TASK GOAL: Note how many lines in the material have "code", and give only that figure.

SUPPLIED MATERIAL:
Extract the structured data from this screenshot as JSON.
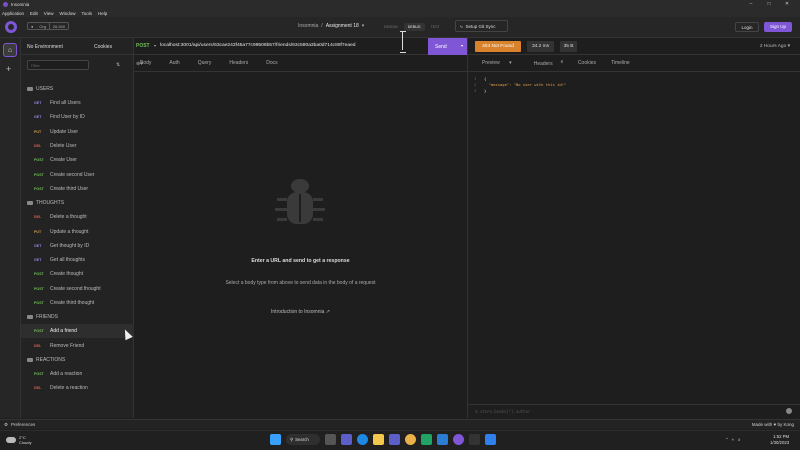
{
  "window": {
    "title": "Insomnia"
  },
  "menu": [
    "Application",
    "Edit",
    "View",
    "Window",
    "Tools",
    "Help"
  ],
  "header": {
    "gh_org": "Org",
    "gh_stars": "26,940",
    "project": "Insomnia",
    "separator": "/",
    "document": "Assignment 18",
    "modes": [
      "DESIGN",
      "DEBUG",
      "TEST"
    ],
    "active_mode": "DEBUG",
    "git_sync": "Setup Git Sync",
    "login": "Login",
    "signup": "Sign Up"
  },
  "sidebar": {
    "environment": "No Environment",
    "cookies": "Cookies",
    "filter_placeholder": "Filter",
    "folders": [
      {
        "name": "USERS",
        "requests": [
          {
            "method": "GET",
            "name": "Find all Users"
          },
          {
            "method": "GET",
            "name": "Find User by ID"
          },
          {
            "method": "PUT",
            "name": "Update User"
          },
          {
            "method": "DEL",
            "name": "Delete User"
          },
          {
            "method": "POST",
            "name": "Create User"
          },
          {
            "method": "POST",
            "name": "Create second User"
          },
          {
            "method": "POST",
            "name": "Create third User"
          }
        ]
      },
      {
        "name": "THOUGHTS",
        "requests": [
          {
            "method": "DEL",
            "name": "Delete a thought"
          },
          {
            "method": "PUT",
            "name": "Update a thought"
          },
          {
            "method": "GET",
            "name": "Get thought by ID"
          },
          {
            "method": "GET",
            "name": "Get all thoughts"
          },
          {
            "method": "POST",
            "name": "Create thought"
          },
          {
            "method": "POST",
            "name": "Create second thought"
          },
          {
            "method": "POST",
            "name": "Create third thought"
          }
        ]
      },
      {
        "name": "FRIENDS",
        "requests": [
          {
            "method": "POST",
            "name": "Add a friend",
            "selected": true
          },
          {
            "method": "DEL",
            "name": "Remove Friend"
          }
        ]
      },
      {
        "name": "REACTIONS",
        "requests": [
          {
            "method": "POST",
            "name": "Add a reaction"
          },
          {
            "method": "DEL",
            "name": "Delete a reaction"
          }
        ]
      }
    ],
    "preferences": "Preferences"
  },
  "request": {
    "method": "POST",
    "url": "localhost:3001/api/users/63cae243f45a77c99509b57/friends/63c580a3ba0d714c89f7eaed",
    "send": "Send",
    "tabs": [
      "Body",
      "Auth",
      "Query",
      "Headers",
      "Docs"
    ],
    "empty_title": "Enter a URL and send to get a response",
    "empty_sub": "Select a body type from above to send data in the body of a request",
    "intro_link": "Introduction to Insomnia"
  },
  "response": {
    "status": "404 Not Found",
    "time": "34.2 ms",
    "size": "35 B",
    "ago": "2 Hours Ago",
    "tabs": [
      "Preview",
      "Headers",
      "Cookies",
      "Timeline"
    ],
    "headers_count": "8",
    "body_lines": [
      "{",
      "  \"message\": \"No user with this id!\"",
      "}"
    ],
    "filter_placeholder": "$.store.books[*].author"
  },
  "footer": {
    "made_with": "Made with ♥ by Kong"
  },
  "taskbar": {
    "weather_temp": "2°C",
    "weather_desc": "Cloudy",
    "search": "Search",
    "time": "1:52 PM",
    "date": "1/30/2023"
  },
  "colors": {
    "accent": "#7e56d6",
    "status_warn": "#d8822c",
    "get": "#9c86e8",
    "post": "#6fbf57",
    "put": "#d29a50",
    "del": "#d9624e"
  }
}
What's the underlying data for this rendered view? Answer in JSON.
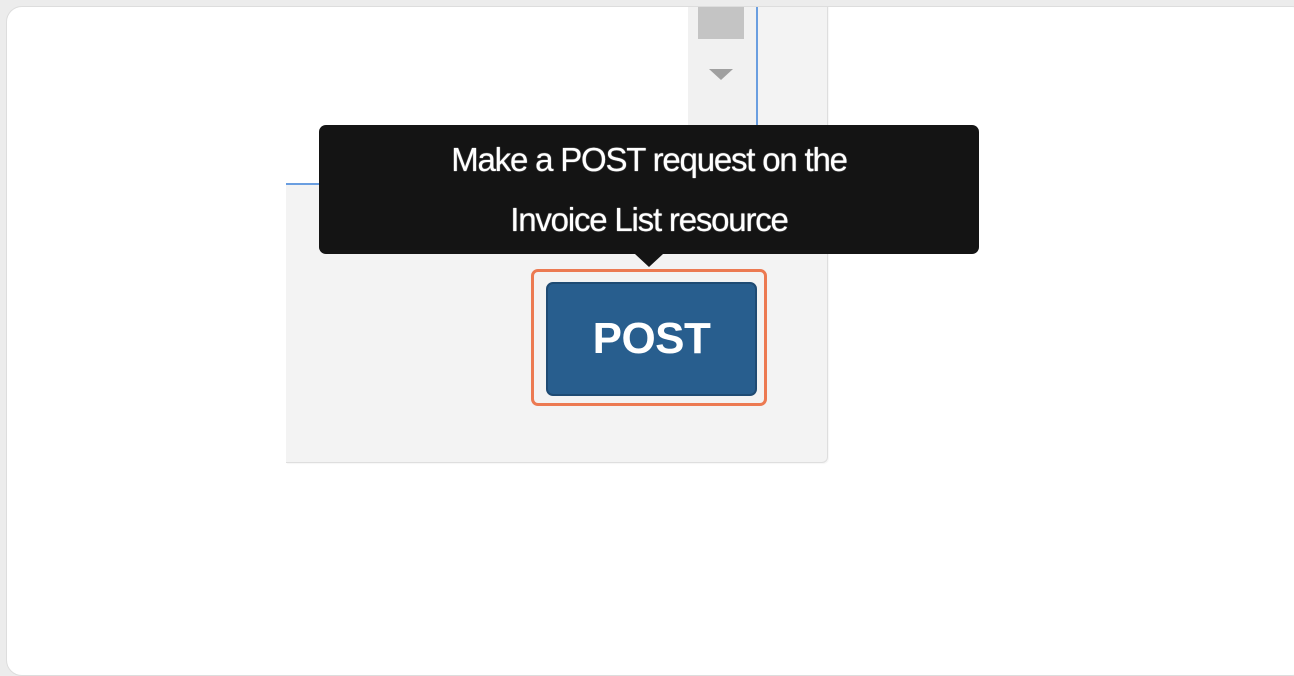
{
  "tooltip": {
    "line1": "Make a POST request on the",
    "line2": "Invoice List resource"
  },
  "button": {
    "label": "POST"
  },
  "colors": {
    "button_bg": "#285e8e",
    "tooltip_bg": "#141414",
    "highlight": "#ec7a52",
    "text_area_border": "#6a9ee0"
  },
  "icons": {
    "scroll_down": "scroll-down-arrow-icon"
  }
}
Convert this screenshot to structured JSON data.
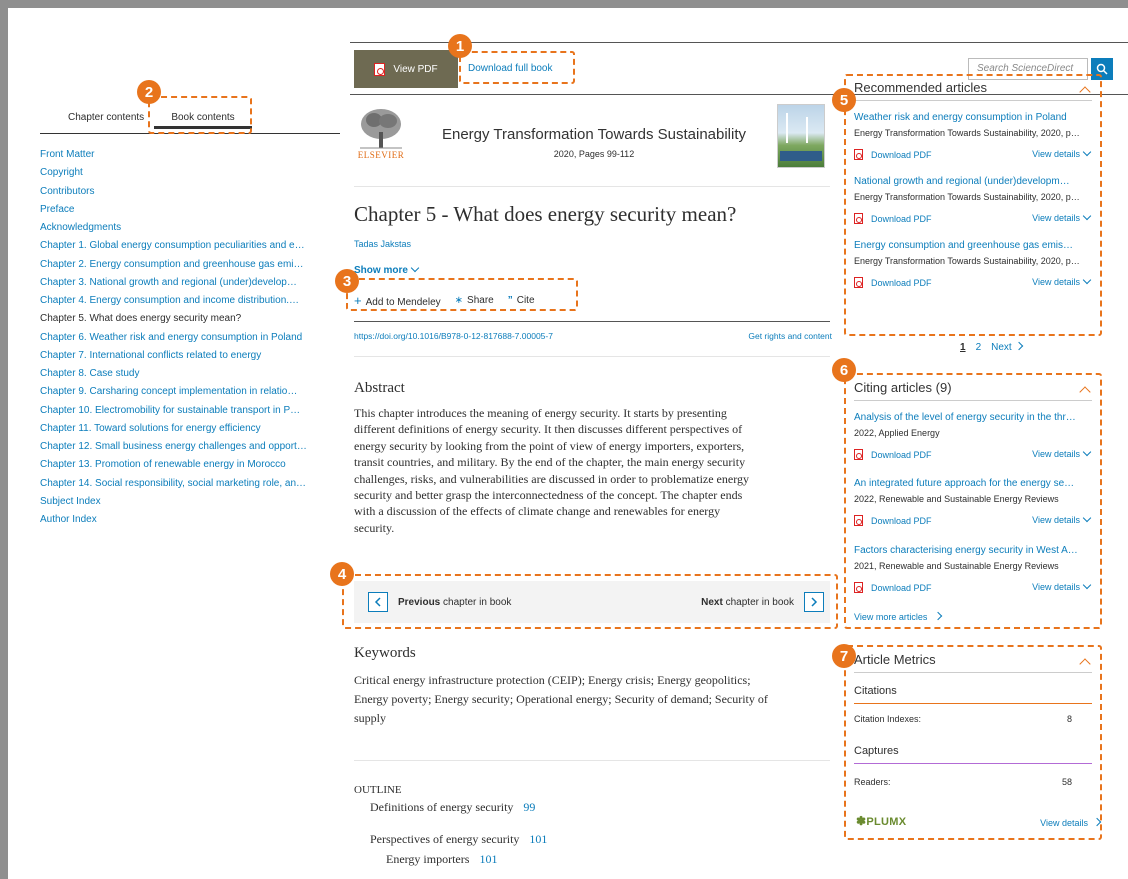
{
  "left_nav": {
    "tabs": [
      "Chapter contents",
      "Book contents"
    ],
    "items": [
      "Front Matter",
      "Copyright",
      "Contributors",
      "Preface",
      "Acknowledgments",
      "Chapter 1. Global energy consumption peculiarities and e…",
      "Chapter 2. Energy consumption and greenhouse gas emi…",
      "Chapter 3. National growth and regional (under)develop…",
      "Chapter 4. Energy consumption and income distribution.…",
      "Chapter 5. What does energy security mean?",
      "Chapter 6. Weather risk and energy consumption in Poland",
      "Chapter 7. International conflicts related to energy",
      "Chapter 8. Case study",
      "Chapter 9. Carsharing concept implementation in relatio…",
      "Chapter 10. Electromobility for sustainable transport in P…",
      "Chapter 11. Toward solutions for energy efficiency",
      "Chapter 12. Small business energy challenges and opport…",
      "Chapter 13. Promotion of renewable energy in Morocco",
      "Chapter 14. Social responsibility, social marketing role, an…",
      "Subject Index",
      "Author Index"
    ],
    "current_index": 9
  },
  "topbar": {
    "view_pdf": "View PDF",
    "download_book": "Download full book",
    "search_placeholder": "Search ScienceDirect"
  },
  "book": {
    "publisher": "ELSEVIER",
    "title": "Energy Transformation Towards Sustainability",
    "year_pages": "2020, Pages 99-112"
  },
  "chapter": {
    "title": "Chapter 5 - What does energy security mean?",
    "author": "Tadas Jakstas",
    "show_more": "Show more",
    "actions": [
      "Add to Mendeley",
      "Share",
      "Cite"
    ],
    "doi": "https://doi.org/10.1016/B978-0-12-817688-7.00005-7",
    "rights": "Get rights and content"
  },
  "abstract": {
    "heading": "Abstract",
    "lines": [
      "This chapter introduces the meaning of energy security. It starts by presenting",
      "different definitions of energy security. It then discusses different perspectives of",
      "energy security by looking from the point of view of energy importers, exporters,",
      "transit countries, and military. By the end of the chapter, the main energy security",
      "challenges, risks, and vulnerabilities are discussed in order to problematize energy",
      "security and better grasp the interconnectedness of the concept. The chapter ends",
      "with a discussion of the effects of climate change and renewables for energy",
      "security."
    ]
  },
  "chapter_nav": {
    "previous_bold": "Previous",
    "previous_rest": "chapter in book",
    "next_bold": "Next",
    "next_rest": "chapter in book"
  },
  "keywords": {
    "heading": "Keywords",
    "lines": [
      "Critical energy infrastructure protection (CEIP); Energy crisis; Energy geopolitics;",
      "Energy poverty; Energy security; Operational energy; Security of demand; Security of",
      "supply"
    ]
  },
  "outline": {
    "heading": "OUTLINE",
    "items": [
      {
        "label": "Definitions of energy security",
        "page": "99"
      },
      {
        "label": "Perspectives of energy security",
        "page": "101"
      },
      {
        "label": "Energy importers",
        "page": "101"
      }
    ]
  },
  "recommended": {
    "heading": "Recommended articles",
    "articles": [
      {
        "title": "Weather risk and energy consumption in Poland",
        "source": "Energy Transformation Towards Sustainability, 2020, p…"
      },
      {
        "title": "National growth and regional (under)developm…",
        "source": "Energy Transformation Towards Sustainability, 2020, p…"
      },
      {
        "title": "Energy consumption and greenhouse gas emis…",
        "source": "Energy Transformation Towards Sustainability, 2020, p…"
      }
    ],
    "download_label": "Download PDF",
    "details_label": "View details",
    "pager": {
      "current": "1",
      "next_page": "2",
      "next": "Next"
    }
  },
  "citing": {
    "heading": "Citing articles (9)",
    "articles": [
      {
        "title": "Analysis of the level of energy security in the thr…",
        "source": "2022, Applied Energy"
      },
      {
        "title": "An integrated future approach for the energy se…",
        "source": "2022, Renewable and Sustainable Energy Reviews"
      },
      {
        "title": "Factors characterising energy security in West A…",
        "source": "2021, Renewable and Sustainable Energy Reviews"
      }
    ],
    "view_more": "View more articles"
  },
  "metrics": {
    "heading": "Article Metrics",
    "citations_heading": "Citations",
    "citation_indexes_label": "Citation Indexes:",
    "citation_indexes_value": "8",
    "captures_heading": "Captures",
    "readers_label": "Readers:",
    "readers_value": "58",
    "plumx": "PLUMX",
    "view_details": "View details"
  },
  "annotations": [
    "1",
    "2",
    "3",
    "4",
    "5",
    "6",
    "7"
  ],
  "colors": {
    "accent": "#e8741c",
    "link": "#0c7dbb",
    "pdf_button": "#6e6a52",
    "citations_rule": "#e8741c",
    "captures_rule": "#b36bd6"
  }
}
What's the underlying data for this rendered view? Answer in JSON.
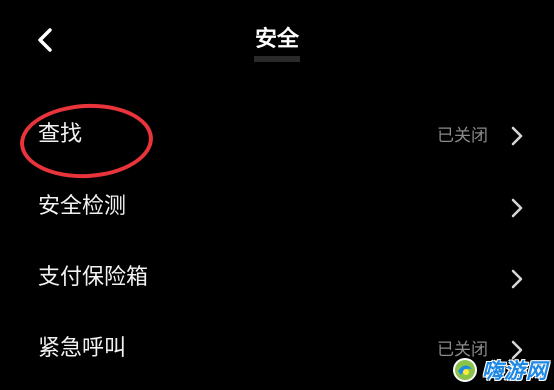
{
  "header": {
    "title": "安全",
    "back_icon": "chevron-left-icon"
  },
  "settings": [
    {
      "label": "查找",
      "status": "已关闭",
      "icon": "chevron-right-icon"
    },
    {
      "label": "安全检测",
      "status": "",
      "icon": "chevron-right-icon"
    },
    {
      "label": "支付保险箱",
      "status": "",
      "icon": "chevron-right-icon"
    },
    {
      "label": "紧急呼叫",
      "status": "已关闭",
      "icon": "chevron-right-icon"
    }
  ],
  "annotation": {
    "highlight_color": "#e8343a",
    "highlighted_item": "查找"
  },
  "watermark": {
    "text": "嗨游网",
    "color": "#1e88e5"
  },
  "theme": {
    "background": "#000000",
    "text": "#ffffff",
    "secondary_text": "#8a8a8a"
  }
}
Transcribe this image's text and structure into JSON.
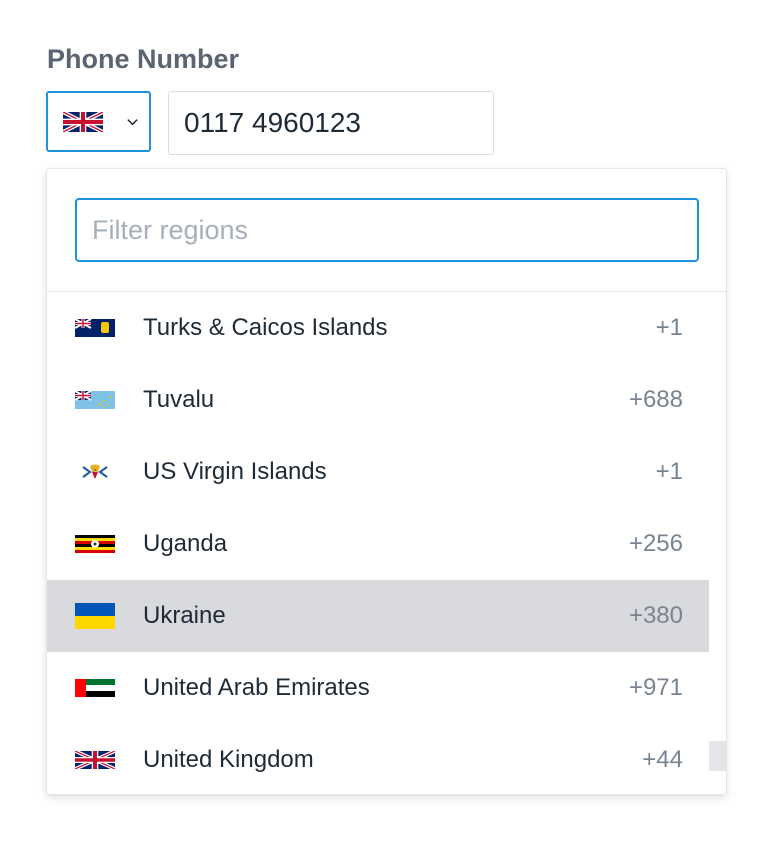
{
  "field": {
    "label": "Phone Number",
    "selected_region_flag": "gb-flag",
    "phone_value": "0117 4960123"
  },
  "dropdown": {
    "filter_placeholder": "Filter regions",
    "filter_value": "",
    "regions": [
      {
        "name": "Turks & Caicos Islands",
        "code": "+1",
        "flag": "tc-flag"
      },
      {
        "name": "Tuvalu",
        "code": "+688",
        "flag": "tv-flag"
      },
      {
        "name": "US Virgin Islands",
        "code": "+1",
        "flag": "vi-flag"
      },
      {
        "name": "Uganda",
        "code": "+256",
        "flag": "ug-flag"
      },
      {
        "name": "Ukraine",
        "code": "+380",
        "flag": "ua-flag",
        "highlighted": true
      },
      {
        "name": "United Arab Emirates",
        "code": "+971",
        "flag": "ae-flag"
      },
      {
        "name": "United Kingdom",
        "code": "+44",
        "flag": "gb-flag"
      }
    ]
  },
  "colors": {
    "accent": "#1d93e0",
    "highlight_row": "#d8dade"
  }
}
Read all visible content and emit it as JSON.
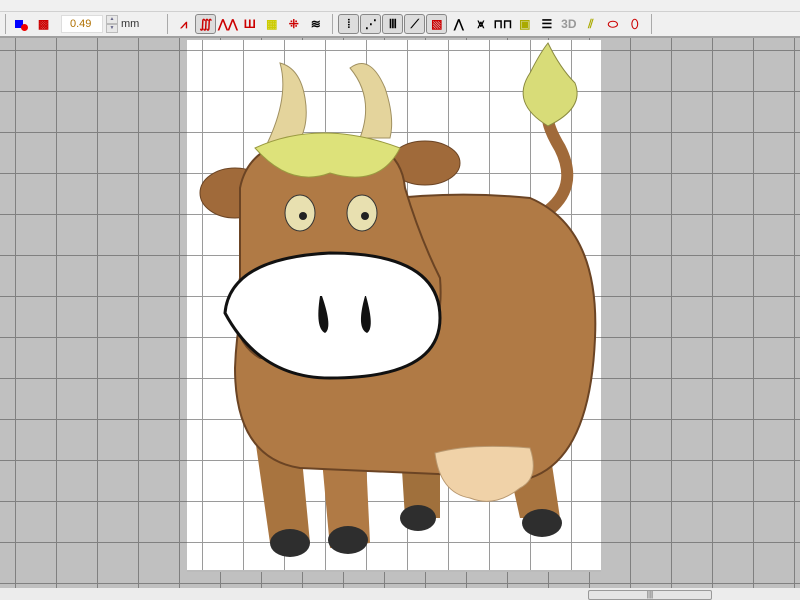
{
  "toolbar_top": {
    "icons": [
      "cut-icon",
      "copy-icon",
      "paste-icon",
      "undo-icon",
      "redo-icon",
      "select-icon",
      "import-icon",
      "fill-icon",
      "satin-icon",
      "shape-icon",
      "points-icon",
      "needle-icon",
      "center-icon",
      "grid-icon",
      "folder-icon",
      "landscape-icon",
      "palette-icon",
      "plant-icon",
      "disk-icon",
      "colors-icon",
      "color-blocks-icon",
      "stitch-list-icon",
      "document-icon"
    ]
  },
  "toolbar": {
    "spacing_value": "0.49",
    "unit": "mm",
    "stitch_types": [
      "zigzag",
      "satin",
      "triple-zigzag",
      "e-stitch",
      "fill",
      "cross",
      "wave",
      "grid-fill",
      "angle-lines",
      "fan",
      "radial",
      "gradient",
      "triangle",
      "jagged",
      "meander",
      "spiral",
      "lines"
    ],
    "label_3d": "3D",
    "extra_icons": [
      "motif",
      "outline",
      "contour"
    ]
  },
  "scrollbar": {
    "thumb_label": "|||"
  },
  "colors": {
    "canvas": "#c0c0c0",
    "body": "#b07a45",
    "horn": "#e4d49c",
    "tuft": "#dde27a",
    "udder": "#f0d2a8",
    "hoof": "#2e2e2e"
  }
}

PROBLEM SOLUTION: 7